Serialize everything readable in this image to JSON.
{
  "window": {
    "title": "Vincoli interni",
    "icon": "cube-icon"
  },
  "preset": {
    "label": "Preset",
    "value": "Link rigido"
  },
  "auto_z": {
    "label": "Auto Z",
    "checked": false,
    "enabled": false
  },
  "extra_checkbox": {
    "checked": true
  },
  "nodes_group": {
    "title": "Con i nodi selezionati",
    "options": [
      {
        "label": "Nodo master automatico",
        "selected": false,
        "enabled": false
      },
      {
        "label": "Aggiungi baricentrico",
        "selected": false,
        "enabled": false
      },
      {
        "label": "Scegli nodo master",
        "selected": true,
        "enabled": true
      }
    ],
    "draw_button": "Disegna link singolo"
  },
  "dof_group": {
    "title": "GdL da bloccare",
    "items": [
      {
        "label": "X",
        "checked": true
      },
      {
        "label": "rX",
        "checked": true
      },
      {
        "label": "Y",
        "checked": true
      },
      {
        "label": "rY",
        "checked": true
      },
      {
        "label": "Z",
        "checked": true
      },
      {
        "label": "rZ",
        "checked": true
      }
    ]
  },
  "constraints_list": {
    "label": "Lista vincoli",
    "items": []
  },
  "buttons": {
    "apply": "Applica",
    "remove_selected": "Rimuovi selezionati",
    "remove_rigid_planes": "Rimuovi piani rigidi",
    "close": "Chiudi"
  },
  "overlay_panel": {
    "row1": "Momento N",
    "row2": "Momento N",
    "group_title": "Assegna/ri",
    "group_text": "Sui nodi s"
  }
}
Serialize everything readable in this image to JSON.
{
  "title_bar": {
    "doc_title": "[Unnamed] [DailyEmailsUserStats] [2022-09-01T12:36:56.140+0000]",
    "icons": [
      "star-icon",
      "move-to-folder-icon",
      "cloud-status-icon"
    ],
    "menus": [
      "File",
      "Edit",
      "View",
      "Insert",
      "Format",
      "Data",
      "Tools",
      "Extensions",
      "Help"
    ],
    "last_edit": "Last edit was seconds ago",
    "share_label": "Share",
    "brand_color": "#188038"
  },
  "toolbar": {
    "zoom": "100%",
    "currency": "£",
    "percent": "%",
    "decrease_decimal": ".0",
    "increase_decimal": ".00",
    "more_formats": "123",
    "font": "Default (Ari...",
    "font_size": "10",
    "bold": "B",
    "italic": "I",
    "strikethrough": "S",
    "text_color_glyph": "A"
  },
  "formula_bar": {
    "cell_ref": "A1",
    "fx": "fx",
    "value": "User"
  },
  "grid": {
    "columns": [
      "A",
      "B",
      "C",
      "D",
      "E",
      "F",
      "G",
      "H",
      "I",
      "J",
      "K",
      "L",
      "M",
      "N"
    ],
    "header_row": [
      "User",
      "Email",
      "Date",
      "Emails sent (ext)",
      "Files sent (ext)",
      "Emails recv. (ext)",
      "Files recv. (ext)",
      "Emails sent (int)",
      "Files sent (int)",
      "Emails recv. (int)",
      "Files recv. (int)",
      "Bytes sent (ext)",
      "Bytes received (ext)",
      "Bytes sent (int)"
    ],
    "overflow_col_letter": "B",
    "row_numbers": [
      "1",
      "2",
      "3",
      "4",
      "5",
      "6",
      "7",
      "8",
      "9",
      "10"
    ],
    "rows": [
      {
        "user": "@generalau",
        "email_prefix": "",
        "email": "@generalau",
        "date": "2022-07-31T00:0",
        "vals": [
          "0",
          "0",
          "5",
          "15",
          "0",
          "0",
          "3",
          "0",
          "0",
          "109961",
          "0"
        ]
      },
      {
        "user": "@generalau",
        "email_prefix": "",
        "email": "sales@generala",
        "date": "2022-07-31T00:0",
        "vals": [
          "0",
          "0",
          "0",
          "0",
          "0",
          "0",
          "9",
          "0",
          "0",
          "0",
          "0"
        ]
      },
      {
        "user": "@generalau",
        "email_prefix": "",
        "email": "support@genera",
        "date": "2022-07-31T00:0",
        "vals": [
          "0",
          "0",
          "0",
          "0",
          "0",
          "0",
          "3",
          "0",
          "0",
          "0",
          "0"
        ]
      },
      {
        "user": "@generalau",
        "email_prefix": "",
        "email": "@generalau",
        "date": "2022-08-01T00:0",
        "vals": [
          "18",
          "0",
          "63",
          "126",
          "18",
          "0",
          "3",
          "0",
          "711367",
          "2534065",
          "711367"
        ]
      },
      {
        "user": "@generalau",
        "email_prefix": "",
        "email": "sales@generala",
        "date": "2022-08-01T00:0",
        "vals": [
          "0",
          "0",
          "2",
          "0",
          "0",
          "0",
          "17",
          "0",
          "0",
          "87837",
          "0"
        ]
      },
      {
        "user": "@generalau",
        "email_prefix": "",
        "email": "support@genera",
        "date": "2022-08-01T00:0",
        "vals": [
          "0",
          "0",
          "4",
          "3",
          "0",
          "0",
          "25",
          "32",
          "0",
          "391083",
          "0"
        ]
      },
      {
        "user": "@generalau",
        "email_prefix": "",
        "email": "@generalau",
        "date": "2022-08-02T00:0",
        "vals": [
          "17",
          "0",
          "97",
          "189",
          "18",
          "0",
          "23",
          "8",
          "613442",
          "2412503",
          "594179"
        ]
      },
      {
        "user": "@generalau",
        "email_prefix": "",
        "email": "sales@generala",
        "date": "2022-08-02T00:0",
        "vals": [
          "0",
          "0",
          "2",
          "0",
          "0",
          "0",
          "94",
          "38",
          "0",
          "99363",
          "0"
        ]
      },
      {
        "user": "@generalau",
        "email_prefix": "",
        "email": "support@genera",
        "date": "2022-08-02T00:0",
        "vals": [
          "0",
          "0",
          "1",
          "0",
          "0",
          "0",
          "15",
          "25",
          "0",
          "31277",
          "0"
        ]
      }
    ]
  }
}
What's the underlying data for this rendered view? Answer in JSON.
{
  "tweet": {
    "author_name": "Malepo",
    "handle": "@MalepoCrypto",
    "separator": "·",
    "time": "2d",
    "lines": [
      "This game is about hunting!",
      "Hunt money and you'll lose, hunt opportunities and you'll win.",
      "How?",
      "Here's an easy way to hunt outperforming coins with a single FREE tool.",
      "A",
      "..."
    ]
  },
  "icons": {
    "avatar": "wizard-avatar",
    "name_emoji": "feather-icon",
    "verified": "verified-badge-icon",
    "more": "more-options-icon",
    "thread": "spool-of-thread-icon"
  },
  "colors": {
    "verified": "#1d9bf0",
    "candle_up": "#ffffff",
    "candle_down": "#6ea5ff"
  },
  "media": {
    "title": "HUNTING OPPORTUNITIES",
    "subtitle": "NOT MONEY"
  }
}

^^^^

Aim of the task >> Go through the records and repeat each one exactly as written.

Your solution >>
Serialize everything readable in this image to JSON.
{
  "window": {
    "title": "Vincoli interni",
    "icon": "cube-icon"
  },
  "preset": {
    "label": "Preset",
    "value": "Link rigido"
  },
  "auto_z": {
    "label": "Auto Z",
    "checked": false,
    "enabled": false
  },
  "extra_checkbox": {
    "checked": true
  },
  "nodes_group": {
    "title": "Con i nodi selezionati",
    "options": [
      {
        "label": "Nodo master automatico",
        "selected": false,
        "enabled": false
      },
      {
        "label": "Aggiungi baricentrico",
        "selected": false,
        "enabled": false
      },
      {
        "label": "Scegli nodo master",
        "selected": true,
        "enabled": true
      }
    ],
    "draw_button": "Disegna link singolo"
  },
  "dof_group": {
    "title": "GdL da bloccare",
    "items": [
      {
        "label": "X",
        "checked": true
      },
      {
        "label": "rX",
        "checked": true
      },
      {
        "label": "Y",
        "checked": true
      },
      {
        "label": "rY",
        "checked": true
      },
      {
        "label": "Z",
        "checked": true
      },
      {
        "label": "rZ",
        "checked": true
      }
    ]
  },
  "constraints_list": {
    "label": "Lista vincoli",
    "items": []
  },
  "buttons": {
    "apply": "Applica",
    "remove_selected": "Rimuovi selezionati",
    "remove_rigid_planes": "Rimuovi piani rigidi",
    "close": "Chiudi"
  },
  "overlay_panel": {
    "row1": "Momento N",
    "row2": "Momento N",
    "group_title": "Assegna/ri",
    "group_text": "Sui nodi s"
  }
}
Serialize everything readable in this image to JSON.
{
  "title_bar": {
    "doc_title": "[Unnamed] [DailyEmailsUserStats] [2022-09-01T12:36:56.140+0000]",
    "icons": [
      "star-icon",
      "move-to-folder-icon",
      "cloud-status-icon"
    ],
    "menus": [
      "File",
      "Edit",
      "View",
      "Insert",
      "Format",
      "Data",
      "Tools",
      "Extensions",
      "Help"
    ],
    "last_edit": "Last edit was seconds ago",
    "share_label": "Share",
    "brand_color": "#188038"
  },
  "toolbar": {
    "zoom": "100%",
    "currency": "£",
    "percent": "%",
    "decrease_decimal": ".0",
    "increase_decimal": ".00",
    "more_formats": "123",
    "font": "Default (Ari...",
    "font_size": "10",
    "bold": "B",
    "italic": "I",
    "strikethrough": "S",
    "text_color_glyph": "A"
  },
  "formula_bar": {
    "cell_ref": "A1",
    "fx": "fx",
    "value": "User"
  },
  "grid": {
    "columns": [
      "A",
      "B",
      "C",
      "D",
      "E",
      "F",
      "G",
      "H",
      "I",
      "J",
      "K",
      "L",
      "M",
      "N"
    ],
    "header_row": [
      "User",
      "Email",
      "Date",
      "Emails sent (ext)",
      "Files sent (ext)",
      "Emails recv. (ext)",
      "Files recv. (ext)",
      "Emails sent (int)",
      "Files sent (int)",
      "Emails recv. (int)",
      "Files recv. (int)",
      "Bytes sent (ext)",
      "Bytes received (ext)",
      "Bytes sent (int)"
    ],
    "overflow_col_letter": "B",
    "row_numbers": [
      "1",
      "2",
      "3",
      "4",
      "5",
      "6",
      "7",
      "8",
      "9",
      "10"
    ],
    "rows": [
      {
        "user": "@generalau",
        "email_prefix": "",
        "email": "@generalau",
        "date": "2022-07-31T00:0",
        "vals": [
          "0",
          "0",
          "5",
          "15",
          "0",
          "0",
          "3",
          "0",
          "0",
          "109961",
          "0"
        ]
      },
      {
        "user": "@generalau",
        "email_prefix": "",
        "email": "sales@generala",
        "date": "2022-07-31T00:0",
        "vals": [
          "0",
          "0",
          "0",
          "0",
          "0",
          "0",
          "9",
          "0",
          "0",
          "0",
          "0"
        ]
      },
      {
        "user": "@generalau",
        "email_prefix": "",
        "email": "support@genera",
        "date": "2022-07-31T00:0",
        "vals": [
          "0",
          "0",
          "0",
          "0",
          "0",
          "0",
          "3",
          "0",
          "0",
          "0",
          "0"
        ]
      },
      {
        "user": "@generalau",
        "email_prefix": "",
        "email": "@generalau",
        "date": "2022-08-01T00:0",
        "vals": [
          "18",
          "0",
          "63",
          "126",
          "18",
          "0",
          "3",
          "0",
          "711367",
          "2534065",
          "711367"
        ]
      },
      {
        "user": "@generalau",
        "email_prefix": "",
        "email": "sales@generala",
        "date": "2022-08-01T00:0",
        "vals": [
          "0",
          "0",
          "2",
          "0",
          "0",
          "0",
          "17",
          "0",
          "0",
          "87837",
          "0"
        ]
      },
      {
        "user": "@generalau",
        "email_prefix": "",
        "email": "support@genera",
        "date": "2022-08-01T00:0",
        "vals": [
          "0",
          "0",
          "4",
          "3",
          "0",
          "0",
          "25",
          "32",
          "0",
          "391083",
          "0"
        ]
      },
      {
        "user": "@generalau",
        "email_prefix": "",
        "email": "@generalau",
        "date": "2022-08-02T00:0",
        "vals": [
          "17",
          "0",
          "97",
          "189",
          "18",
          "0",
          "23",
          "8",
          "613442",
          "2412503",
          "594179"
        ]
      },
      {
        "user": "@generalau",
        "email_prefix": "",
        "email": "sales@generala",
        "date": "2022-08-02T00:0",
        "vals": [
          "0",
          "0",
          "2",
          "0",
          "0",
          "0",
          "94",
          "38",
          "0",
          "99363",
          "0"
        ]
      },
      {
        "user": "@generalau",
        "email_prefix": "",
        "email": "support@genera",
        "date": "2022-08-02T00:0",
        "vals": [
          "0",
          "0",
          "1",
          "0",
          "0",
          "0",
          "15",
          "25",
          "0",
          "31277",
          "0"
        ]
      }
    ]
  }
}
What's the underlying data for this rendered view? Answer in JSON.
{
  "tweet": {
    "author_name": "Malepo",
    "handle": "@MalepoCrypto",
    "separator": "·",
    "time": "2d",
    "lines": [
      "This game is about hunting!",
      "Hunt money and you'll lose, hunt opportunities and you'll win.",
      "How?",
      "Here's an easy way to hunt outperforming coins with a single FREE tool.",
      "A",
      "..."
    ]
  },
  "icons": {
    "avatar": "wizard-avatar",
    "name_emoji": "feather-icon",
    "verified": "verified-badge-icon",
    "more": "more-options-icon",
    "thread": "spool-of-thread-icon"
  },
  "colors": {
    "verified": "#1d9bf0",
    "candle_up": "#ffffff",
    "candle_down": "#6ea5ff"
  },
  "media": {
    "title": "HUNTING OPPORTUNITIES",
    "subtitle": "NOT MONEY"
  }
}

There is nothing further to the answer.